----- Exercise data

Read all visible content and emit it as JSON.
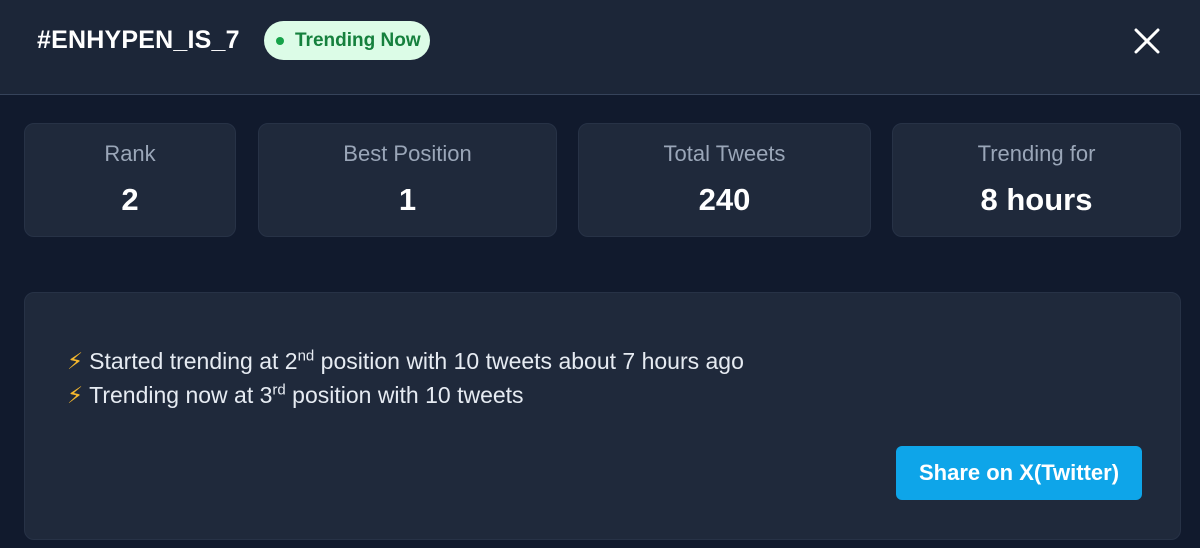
{
  "header": {
    "hashtag": "#ENHYPEN_IS_7",
    "badge_label": "Trending Now",
    "close_icon": "close-icon",
    "badge_dot_color": "#16a34a"
  },
  "stats": [
    {
      "label": "Rank",
      "value": "2"
    },
    {
      "label": "Best Position",
      "value": "1"
    },
    {
      "label": "Total Tweets",
      "value": "240"
    },
    {
      "label": "Trending for",
      "value": "8 hours"
    }
  ],
  "history": {
    "icon": "lightning-icon",
    "items": [
      {
        "prefix": "Started trending at 2",
        "ordinal": "nd",
        "suffix": " position with 10 tweets about 7 hours ago"
      },
      {
        "prefix": "Trending now at 3",
        "ordinal": "rd",
        "suffix": " position with 10 tweets"
      }
    ]
  },
  "share": {
    "label": "Share on X(Twitter)",
    "color": "#0ea5e9"
  }
}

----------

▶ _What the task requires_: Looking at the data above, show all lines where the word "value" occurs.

▶ _Solution to this task_:
      "value": "2"
      "value": "1"
      "value": "240"
      "value": "8 hours"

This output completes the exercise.